* **Exercise requirements**: State how many lines in the following entries hold the word "from". The reply is that number only.

Start of Information shown

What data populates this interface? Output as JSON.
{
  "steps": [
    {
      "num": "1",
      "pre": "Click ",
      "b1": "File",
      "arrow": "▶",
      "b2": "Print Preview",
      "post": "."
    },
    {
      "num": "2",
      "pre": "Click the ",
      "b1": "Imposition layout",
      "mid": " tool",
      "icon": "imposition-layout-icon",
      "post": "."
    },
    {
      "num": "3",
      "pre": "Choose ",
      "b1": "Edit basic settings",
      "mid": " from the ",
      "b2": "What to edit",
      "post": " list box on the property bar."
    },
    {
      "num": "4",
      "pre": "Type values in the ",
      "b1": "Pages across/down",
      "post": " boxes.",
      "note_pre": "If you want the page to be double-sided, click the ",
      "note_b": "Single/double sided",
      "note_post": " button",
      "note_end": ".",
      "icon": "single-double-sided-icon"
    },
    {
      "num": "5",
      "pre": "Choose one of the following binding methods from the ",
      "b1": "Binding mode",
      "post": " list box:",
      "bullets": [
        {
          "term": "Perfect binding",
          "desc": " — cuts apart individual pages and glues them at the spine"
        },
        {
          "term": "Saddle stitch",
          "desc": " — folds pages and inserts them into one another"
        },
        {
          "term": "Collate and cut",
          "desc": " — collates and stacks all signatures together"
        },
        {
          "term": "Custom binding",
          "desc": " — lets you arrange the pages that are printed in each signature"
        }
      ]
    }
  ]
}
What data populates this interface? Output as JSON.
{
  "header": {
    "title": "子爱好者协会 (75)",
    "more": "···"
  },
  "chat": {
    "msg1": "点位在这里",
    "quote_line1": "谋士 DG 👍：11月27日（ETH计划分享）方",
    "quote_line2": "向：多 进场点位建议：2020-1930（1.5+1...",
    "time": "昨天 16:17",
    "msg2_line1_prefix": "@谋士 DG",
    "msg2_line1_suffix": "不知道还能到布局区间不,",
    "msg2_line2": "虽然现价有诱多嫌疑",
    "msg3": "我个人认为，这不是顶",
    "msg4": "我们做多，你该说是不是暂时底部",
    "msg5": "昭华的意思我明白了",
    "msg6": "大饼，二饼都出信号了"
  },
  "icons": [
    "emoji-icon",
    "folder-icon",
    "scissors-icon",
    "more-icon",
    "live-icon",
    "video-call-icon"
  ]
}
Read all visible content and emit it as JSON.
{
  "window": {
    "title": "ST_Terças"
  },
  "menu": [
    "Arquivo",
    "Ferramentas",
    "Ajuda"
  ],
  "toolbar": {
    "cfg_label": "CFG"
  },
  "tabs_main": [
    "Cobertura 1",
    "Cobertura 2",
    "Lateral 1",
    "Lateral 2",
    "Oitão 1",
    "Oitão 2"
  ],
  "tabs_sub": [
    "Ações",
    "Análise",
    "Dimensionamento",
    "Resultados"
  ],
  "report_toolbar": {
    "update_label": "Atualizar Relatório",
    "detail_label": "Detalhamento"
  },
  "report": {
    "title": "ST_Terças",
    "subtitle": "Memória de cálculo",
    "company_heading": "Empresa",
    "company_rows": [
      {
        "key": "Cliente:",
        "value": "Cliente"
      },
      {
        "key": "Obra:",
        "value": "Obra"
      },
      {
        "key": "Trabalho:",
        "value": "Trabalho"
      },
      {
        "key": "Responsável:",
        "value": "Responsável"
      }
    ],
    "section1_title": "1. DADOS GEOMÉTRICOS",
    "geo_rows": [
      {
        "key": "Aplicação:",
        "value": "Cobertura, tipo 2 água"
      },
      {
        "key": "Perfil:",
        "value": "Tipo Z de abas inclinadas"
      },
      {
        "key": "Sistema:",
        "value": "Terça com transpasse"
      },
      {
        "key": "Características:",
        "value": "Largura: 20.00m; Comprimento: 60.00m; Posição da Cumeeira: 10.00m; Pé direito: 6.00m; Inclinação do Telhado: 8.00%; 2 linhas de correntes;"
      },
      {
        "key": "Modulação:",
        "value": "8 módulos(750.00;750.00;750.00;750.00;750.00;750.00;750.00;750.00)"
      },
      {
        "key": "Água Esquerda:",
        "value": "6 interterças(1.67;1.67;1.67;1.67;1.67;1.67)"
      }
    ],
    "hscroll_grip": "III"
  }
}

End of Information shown

* **Answer section**: 2